The American Community Survey (ACS), from which the CHAS are now derived, has a smaller sample size than the Decennial Census (which was the basis of the 2000 CHAS). As a result, the Census Bureau cannot produce data using only one year of survey responses, except in very populous areas. For areas with population 65,000 or greater, ACS estimates are available each year using only the most recent year’s survey responses (known as "1-year data"). For areas with population 20,000 or greater, ACS estimates are available each year based on averages of the previous three years of survey responses ("3-year data"). For areas with population less than 20,000—including all census tracts, and many places, counties, and minor civil divisions—the only ACS estimates available are based on averages of the previous five years of survey responses ("5-year data").
HUD can purchase special tabulations of 1-year data, 3-year data, or 5-year data, subject to the same population thresholds. In 2009 and 2010, HUD only requested a special tabulation of 3-year data (2005-07 and 2006-08). In 2011, HUD requested a special tabulation of 5-year data (2005-2009). In future years, HUD expects to rotate to balance the timeliness of the data and its geographic precision.
HUD has obtained, or will obtain, the CHAS tabulations at the following geographic summary levels:
- 040 = State
- 050 = State - County
- 060 = State - County - County Subdivision
- 070 = State - County - County Subdivision - Place/Remainder
- 080 = State - County - County Subdivision - Place/Remainder - Tract
- 155 = State - Place - County
- 160 = State - Place
- 170 = State - Consolidated City
These are census definitions, which may be different than terminology used at the local level.

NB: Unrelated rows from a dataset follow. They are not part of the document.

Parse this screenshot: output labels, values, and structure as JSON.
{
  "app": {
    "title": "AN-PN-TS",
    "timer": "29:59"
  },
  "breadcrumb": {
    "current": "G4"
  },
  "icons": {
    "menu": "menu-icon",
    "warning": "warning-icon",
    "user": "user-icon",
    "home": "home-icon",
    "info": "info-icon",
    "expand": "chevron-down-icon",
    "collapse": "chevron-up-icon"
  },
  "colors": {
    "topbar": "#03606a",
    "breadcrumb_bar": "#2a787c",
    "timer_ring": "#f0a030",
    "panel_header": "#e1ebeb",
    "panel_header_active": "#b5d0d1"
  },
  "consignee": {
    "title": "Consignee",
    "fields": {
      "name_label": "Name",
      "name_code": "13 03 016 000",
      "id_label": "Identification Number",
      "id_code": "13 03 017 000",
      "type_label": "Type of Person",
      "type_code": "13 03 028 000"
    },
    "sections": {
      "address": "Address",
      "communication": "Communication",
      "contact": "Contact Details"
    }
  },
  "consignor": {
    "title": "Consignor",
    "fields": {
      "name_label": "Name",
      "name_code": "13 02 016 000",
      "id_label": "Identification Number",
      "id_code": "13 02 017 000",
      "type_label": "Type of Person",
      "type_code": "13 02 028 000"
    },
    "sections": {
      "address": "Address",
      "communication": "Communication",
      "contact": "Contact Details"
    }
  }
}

For instance, St. Louis city and Baltimore city are treated as counties by the Census Bureau, and are geographically exclusive of their surrounding counties. Minor civil divisions are a census term for cities in certain states, while "place" is the Census designation for the vast majority of cities. For instance, Chicago is both a place and a minor civil division within Cook County; the CHAS data for Cook County includes Chicago households, but Chicago's data can be separately viewed in the MCD files or place files.
More explanation of Census geography is available here: Understanding Census Bureau Geography.
As with the CHAS 2000 and all other special tabulations of Census data, the Census Bureau requires that the CHAS data be rounded. The rounding scheme is as follows: 0 remains 0; 1-7 rounds to 4; 8 or greater rounds to nearest multiple of 5. This causes discrepancies when adding up smaller geographies and when adding up data within CHAS tables. Consider a city where the CHAS data indicate that there were 4 renter households with extremely low income and 4 owner households with extremely low income. One might be tempted to conclude that there are 8 total households with extremely low income. If another CHAS table indicates that there are actually a total of 15 extremely low income households, that would appear to be contradictory. This situation is the result of rounding. The city could have 6 renter households with extremely low income and 7 owner households with extremely low income, which is a total of 13 extremely low income households; but all of these numbers would be rounded, to 4, 4, and 15. As a result, HUD advises: 1. Use the largest geographies possible (rather than adding up smaller units of geography); 2. Use the total and subtotals published in the CHAS data (rather than creating your own totals and subtotals); and 3. If you must create a derived estimate by adding multiple CHAS estimates, understand that rounding will cause the resulting number to be less accurate.